The Diamond Diadem, also known as the King George IV State Diadem, is one of the British monarchy’s most recognisable pieces of jewellery.
It was ordered from the jeweller Rundell in 1820, and it was completed in May 1820. The design, probably made by their chief designer Philip Liebart, incorporates the national emblems of England, Scotland and Ireland. The bill came to £290 for the setting and £800 for the hire of the diamonds. It does not appear that the diamonds were ever returned to the jewellers, and a larger bill for £8,216 later appeared in the Privy Purse accounts.1
King George IV wore the diadem during the procession to his coronation, but it has been worn by every Queen consort and regnant since Queen Adelaide.
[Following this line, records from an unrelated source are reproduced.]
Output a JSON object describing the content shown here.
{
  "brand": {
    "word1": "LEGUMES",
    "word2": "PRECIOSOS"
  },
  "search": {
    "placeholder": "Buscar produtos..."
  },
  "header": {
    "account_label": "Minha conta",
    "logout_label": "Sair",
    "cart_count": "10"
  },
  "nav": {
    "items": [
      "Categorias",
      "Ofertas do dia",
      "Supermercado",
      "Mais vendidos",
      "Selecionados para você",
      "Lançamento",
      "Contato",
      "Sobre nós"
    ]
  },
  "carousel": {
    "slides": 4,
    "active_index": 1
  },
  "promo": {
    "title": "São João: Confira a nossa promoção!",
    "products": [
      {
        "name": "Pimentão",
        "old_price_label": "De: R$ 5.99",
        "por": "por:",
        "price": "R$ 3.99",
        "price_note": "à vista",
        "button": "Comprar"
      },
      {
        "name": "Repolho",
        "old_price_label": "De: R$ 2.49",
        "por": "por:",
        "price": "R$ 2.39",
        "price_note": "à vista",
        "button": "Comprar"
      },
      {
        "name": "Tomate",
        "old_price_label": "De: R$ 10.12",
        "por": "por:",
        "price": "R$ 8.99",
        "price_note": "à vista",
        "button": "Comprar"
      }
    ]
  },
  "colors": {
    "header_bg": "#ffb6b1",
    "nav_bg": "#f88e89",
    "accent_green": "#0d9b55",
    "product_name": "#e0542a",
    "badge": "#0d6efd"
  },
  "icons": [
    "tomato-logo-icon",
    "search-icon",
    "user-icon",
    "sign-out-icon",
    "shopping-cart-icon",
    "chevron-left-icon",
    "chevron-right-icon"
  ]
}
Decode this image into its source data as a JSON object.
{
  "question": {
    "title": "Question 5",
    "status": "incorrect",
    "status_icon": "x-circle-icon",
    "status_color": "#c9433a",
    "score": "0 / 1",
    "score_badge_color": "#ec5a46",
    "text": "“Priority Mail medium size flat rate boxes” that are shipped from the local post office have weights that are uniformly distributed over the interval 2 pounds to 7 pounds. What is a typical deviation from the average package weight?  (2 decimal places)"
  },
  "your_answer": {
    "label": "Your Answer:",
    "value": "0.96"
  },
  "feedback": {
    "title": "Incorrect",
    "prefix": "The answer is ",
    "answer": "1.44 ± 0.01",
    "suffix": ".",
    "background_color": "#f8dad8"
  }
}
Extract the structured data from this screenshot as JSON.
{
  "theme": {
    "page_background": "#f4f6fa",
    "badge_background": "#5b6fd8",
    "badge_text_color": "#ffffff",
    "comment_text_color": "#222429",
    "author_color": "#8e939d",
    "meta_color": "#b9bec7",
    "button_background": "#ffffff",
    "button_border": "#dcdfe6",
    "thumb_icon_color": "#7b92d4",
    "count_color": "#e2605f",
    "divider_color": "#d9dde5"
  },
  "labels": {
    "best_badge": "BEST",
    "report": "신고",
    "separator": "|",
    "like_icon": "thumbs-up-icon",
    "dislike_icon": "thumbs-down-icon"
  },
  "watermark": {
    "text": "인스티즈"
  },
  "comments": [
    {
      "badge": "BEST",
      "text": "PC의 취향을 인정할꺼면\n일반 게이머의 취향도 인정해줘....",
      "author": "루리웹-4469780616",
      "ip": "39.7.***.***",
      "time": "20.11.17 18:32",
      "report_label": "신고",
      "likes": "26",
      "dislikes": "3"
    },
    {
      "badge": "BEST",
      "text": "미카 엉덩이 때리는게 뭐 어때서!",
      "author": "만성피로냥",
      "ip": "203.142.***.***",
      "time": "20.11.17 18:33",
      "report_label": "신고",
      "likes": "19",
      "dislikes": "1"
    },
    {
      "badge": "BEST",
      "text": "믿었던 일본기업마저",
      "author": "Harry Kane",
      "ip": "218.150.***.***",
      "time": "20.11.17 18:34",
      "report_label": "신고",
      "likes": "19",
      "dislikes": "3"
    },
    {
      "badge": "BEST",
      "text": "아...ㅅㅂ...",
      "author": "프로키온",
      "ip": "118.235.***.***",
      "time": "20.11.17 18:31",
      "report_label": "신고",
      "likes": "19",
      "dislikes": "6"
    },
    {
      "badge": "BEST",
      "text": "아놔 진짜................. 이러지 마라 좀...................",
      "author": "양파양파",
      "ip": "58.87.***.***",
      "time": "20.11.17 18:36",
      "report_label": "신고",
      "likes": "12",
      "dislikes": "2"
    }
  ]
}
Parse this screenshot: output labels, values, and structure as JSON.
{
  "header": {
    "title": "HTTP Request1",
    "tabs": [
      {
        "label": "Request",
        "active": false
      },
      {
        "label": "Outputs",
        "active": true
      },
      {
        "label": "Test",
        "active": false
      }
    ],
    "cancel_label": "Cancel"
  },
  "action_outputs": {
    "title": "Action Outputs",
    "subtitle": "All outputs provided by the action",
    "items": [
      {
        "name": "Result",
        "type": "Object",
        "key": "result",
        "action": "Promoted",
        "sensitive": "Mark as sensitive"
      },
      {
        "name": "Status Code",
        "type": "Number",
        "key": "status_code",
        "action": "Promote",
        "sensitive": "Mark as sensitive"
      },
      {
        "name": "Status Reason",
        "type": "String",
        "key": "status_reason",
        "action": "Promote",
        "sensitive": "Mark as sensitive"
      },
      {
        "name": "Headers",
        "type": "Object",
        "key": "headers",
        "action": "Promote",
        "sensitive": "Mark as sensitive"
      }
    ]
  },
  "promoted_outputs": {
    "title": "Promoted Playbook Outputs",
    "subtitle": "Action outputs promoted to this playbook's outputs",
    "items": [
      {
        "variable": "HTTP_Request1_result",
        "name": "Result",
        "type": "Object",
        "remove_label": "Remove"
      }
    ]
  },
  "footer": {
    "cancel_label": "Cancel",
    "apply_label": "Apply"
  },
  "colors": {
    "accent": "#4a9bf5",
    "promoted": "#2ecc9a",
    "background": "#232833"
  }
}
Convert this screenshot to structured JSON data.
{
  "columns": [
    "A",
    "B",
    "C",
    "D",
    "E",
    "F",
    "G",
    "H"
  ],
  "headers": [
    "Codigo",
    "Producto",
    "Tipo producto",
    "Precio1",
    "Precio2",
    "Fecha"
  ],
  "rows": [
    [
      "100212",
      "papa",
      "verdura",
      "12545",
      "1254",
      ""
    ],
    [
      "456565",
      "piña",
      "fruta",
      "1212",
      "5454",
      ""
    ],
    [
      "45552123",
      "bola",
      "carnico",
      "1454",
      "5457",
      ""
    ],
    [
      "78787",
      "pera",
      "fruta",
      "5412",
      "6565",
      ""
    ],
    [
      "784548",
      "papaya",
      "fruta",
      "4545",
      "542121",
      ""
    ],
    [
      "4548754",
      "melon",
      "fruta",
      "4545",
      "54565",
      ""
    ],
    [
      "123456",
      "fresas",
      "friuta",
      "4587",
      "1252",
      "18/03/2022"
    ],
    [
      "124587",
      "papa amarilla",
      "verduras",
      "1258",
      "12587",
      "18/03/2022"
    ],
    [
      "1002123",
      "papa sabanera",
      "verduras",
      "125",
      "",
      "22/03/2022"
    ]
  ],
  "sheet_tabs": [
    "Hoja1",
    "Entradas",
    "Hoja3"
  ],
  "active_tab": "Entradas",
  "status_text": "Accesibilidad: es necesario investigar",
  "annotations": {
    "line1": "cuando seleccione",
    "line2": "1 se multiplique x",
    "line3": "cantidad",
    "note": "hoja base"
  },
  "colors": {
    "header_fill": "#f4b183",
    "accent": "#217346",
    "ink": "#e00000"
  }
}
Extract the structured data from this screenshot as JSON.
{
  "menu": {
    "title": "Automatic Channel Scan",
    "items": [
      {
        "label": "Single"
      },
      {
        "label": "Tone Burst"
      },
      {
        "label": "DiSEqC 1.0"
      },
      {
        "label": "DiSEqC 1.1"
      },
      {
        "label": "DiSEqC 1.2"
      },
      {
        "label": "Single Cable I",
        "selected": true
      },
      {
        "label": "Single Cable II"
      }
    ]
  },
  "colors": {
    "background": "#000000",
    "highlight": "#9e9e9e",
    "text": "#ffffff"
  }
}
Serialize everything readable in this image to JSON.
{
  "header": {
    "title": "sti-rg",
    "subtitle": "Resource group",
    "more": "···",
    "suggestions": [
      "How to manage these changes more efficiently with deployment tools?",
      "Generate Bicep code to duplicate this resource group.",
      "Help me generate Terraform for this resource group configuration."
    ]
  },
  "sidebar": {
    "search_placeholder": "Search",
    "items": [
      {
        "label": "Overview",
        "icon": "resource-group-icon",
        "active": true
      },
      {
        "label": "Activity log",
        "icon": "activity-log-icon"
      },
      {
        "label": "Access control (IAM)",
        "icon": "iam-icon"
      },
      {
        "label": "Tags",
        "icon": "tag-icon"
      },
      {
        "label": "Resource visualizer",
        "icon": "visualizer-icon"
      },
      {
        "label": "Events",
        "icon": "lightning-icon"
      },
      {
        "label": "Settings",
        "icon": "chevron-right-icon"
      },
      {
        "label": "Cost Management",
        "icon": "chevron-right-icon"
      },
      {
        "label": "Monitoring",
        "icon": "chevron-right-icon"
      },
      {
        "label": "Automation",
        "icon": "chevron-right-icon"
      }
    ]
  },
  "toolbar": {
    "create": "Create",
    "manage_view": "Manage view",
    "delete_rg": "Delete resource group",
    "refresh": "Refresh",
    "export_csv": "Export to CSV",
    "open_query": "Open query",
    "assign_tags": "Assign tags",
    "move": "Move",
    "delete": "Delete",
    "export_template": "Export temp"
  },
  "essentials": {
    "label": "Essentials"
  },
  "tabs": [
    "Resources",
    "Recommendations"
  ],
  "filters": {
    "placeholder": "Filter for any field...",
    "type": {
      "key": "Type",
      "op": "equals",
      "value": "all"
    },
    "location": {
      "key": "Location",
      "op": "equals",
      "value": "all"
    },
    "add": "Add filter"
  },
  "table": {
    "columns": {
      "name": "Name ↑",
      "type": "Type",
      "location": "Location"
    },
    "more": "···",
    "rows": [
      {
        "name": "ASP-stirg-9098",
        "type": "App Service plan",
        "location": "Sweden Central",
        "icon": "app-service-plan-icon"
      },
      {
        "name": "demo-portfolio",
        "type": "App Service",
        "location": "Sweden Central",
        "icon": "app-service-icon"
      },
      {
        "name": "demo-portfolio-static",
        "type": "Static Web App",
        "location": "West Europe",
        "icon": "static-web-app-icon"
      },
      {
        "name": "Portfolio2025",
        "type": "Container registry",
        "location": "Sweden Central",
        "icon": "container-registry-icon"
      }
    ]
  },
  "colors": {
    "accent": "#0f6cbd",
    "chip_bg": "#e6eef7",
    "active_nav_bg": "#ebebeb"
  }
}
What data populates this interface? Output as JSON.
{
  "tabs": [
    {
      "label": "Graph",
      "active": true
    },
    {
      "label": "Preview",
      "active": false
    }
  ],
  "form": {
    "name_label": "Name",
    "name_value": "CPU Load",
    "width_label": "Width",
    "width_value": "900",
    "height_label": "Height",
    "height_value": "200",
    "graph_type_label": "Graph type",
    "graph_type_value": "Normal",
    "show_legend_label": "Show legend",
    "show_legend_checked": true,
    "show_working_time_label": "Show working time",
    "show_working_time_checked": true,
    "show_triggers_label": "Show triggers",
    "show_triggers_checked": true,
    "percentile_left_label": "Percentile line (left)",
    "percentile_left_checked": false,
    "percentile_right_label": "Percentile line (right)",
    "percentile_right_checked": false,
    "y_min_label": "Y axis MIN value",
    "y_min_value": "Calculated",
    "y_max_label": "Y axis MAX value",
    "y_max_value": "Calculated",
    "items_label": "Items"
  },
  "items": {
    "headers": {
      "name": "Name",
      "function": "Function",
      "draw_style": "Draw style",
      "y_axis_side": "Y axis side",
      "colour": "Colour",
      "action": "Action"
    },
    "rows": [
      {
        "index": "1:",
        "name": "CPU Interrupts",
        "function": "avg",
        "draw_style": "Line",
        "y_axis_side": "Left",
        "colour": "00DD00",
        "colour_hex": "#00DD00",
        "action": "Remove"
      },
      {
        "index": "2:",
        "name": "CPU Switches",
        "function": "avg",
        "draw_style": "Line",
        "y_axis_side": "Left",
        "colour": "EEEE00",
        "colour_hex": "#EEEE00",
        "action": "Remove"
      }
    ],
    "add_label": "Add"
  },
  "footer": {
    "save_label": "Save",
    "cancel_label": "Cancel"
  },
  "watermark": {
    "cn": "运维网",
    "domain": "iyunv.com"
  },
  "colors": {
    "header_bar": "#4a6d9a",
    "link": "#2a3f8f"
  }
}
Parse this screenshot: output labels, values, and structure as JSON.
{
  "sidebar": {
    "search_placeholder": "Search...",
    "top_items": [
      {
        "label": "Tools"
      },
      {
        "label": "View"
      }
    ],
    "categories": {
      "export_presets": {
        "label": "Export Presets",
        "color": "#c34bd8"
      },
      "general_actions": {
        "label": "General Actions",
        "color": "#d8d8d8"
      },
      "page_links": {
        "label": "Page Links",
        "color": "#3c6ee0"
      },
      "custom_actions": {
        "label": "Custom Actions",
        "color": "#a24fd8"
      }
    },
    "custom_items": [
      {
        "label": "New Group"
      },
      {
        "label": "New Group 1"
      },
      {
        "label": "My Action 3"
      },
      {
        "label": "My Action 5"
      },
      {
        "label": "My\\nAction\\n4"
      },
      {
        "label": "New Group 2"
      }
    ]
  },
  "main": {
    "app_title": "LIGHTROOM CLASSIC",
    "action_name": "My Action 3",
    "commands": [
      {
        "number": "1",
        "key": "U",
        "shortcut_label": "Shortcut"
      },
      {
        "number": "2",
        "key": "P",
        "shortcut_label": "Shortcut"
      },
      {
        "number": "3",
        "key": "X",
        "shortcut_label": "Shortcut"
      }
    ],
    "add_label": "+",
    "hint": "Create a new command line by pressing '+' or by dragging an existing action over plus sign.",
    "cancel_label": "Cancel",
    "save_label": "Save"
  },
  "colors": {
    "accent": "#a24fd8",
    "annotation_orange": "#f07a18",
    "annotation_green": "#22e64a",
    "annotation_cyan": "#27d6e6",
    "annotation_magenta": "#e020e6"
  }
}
It was altered for Queen Victoria in 1838, for Queen Alexandra in 1902 and for Queen Elizabeth (the Queen Mother) in 1937. Queen Elizabeth II wore the Diamond Diadem for the first time during her first State Opening of Parliament in 1952. She also wore it on her way to her coronation in 1953 and for subsequent State Openings of Parliament.2
She was also portrayed wearing it on coins, stamps and several artworks.